* **TASK OBJECTIVE**: Exclude all images and print the entries below exactly.

Entries from a dataset of interfaces
-=-=-=-=-
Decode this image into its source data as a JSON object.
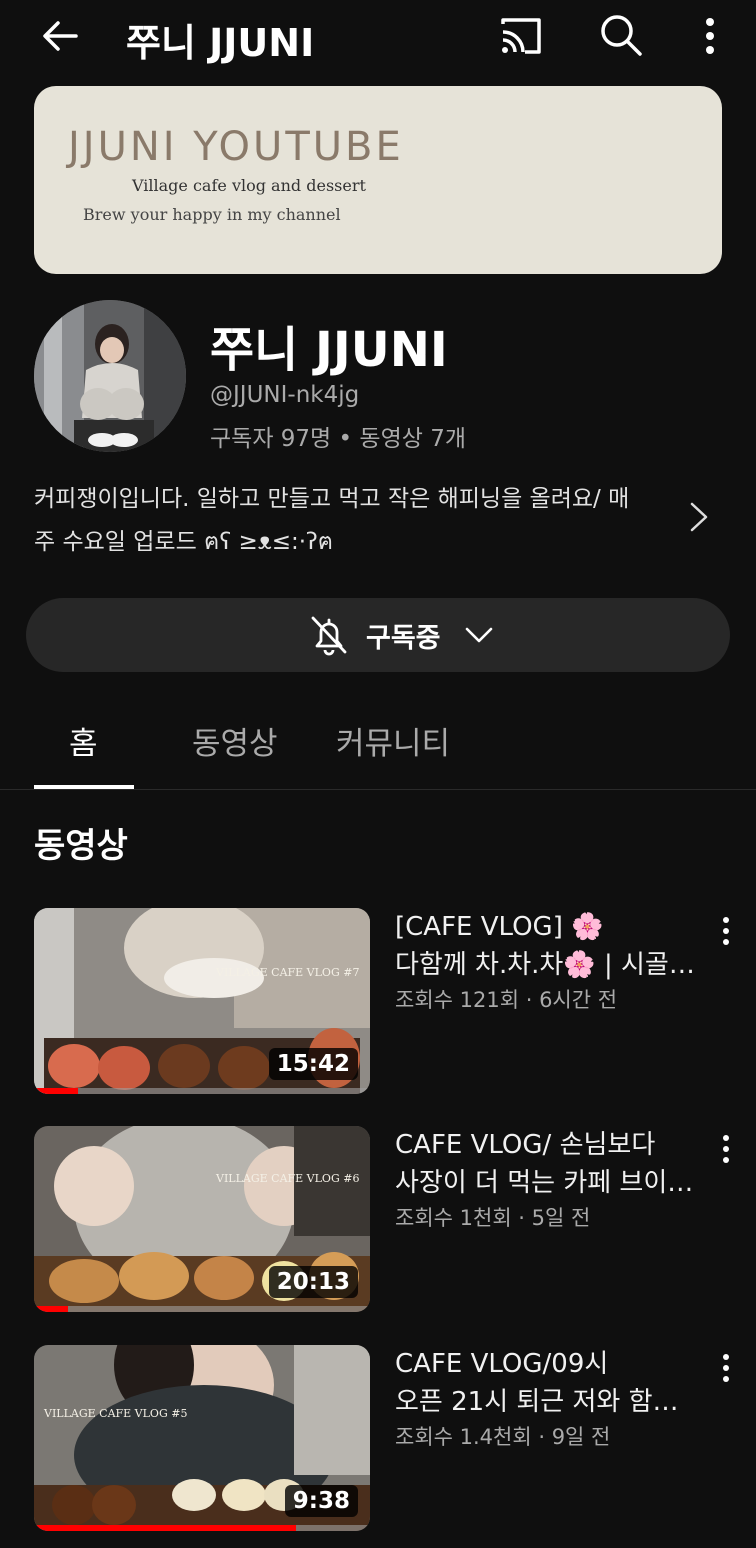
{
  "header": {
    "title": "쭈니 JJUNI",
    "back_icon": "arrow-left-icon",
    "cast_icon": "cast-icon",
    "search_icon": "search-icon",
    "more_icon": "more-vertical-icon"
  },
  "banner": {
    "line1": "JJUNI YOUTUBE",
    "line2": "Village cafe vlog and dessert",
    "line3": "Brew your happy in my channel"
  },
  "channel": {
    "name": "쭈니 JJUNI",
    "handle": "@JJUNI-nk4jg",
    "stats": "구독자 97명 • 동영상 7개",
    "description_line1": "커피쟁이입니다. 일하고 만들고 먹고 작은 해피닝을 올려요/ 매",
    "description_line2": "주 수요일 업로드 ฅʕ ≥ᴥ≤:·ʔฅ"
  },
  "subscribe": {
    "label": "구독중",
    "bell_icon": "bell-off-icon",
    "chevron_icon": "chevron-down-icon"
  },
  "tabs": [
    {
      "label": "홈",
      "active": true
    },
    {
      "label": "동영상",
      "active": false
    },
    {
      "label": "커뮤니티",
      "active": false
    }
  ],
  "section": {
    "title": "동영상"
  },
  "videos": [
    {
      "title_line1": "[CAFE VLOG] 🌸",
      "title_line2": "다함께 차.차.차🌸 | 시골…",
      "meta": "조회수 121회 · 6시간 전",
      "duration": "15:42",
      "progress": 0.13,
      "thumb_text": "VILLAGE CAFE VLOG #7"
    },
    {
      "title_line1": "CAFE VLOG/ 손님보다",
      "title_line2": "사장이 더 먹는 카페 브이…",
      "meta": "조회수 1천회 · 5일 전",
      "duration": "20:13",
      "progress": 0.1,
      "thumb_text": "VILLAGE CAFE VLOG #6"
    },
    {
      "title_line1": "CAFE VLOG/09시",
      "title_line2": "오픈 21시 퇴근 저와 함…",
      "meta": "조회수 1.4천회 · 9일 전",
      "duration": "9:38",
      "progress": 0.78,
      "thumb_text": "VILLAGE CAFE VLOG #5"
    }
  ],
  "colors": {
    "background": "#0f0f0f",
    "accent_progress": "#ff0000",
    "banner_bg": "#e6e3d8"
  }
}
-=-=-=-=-
* **RESPONSE FOR THIS EXERCISE**:
Decode this image into its source data as a JSON object.
{
  "header": {
    "title": "쭈니 JJUNI",
    "back_icon": "arrow-left-icon",
    "cast_icon": "cast-icon",
    "search_icon": "search-icon",
    "more_icon": "more-vertical-icon"
  },
  "banner": {
    "line1": "JJUNI YOUTUBE",
    "line2": "Village cafe vlog and dessert",
    "line3": "Brew your happy in my channel"
  },
  "channel": {
    "name": "쭈니 JJUNI",
    "handle": "@JJUNI-nk4jg",
    "stats": "구독자 97명 • 동영상 7개",
    "description_line1": "커피쟁이입니다. 일하고 만들고 먹고 작은 해피닝을 올려요/ 매",
    "description_line2": "주 수요일 업로드 ฅʕ ≥ᴥ≤:·ʔฅ"
  },
  "subscribe": {
    "label": "구독중",
    "bell_icon": "bell-off-icon",
    "chevron_icon": "chevron-down-icon"
  },
  "tabs": [
    {
      "label": "홈",
      "active": true
    },
    {
      "label": "동영상",
      "active": false
    },
    {
      "label": "커뮤니티",
      "active": false
    }
  ],
  "section": {
    "title": "동영상"
  },
  "videos": [
    {
      "title_line1": "[CAFE VLOG] 🌸",
      "title_line2": "다함께 차.차.차🌸 | 시골…",
      "meta": "조회수 121회 · 6시간 전",
      "duration": "15:42",
      "progress": 0.13,
      "thumb_text": "VILLAGE CAFE VLOG #7"
    },
    {
      "title_line1": "CAFE VLOG/ 손님보다",
      "title_line2": "사장이 더 먹는 카페 브이…",
      "meta": "조회수 1천회 · 5일 전",
      "duration": "20:13",
      "progress": 0.1,
      "thumb_text": "VILLAGE CAFE VLOG #6"
    },
    {
      "title_line1": "CAFE VLOG/09시",
      "title_line2": "오픈 21시 퇴근 저와 함…",
      "meta": "조회수 1.4천회 · 9일 전",
      "duration": "9:38",
      "progress": 0.78,
      "thumb_text": "VILLAGE CAFE VLOG #5"
    }
  ],
  "colors": {
    "background": "#0f0f0f",
    "accent_progress": "#ff0000",
    "banner_bg": "#e6e3d8"
  }
}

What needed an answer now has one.